_ACTIVITY_: An exact copy of the listing is needed, with every line kept.

_DATA SUPPLIED_:
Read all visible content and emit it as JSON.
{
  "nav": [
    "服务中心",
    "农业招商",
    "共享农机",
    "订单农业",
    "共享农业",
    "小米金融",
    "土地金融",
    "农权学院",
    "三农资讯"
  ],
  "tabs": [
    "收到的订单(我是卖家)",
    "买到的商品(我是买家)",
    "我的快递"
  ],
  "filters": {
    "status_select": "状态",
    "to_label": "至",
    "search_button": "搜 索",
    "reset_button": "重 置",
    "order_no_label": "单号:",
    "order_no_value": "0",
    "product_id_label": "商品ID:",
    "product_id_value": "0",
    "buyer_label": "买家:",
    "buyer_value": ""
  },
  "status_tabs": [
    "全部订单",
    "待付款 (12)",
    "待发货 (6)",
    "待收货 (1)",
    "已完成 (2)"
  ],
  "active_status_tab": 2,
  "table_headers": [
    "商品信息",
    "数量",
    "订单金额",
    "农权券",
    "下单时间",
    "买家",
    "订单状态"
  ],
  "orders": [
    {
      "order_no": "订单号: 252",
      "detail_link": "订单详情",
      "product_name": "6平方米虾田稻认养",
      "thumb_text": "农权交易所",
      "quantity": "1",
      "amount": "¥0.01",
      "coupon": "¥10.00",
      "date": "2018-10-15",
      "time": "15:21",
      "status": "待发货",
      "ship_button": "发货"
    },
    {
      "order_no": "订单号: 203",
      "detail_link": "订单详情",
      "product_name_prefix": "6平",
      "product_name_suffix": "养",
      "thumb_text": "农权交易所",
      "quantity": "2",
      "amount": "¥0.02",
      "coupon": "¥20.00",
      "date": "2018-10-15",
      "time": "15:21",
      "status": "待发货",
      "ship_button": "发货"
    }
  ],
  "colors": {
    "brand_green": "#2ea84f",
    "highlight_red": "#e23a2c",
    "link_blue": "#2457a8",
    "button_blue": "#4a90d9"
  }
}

_ANSWER BOX_:
Read all visible content and emit it as JSON.
{
  "nav": [
    "服务中心",
    "农业招商",
    "共享农机",
    "订单农业",
    "共享农业",
    "小米金融",
    "土地金融",
    "农权学院",
    "三农资讯"
  ],
  "tabs": [
    "收到的订单(我是卖家)",
    "买到的商品(我是买家)",
    "我的快递"
  ],
  "filters": {
    "status_select": "状态",
    "to_label": "至",
    "search_button": "搜 索",
    "reset_button": "重 置",
    "order_no_label": "单号:",
    "order_no_value": "0",
    "product_id_label": "商品ID:",
    "product_id_value": "0",
    "buyer_label": "买家:",
    "buyer_value": ""
  },
  "status_tabs": [
    "全部订单",
    "待付款 (12)",
    "待发货 (6)",
    "待收货 (1)",
    "已完成 (2)"
  ],
  "active_status_tab": 2,
  "table_headers": [
    "商品信息",
    "数量",
    "订单金额",
    "农权券",
    "下单时间",
    "买家",
    "订单状态"
  ],
  "orders": [
    {
      "order_no": "订单号: 252",
      "detail_link": "订单详情",
      "product_name": "6平方米虾田稻认养",
      "thumb_text": "农权交易所",
      "quantity": "1",
      "amount": "¥0.01",
      "coupon": "¥10.00",
      "date": "2018-10-15",
      "time": "15:21",
      "status": "待发货",
      "ship_button": "发货"
    },
    {
      "order_no": "订单号: 203",
      "detail_link": "订单详情",
      "product_name_prefix": "6平",
      "product_name_suffix": "养",
      "thumb_text": "农权交易所",
      "quantity": "2",
      "amount": "¥0.02",
      "coupon": "¥20.00",
      "date": "2018-10-15",
      "time": "15:21",
      "status": "待发货",
      "ship_button": "发货"
    }
  ],
  "colors": {
    "brand_green": "#2ea84f",
    "highlight_red": "#e23a2c",
    "link_blue": "#2457a8",
    "button_blue": "#4a90d9"
  }
}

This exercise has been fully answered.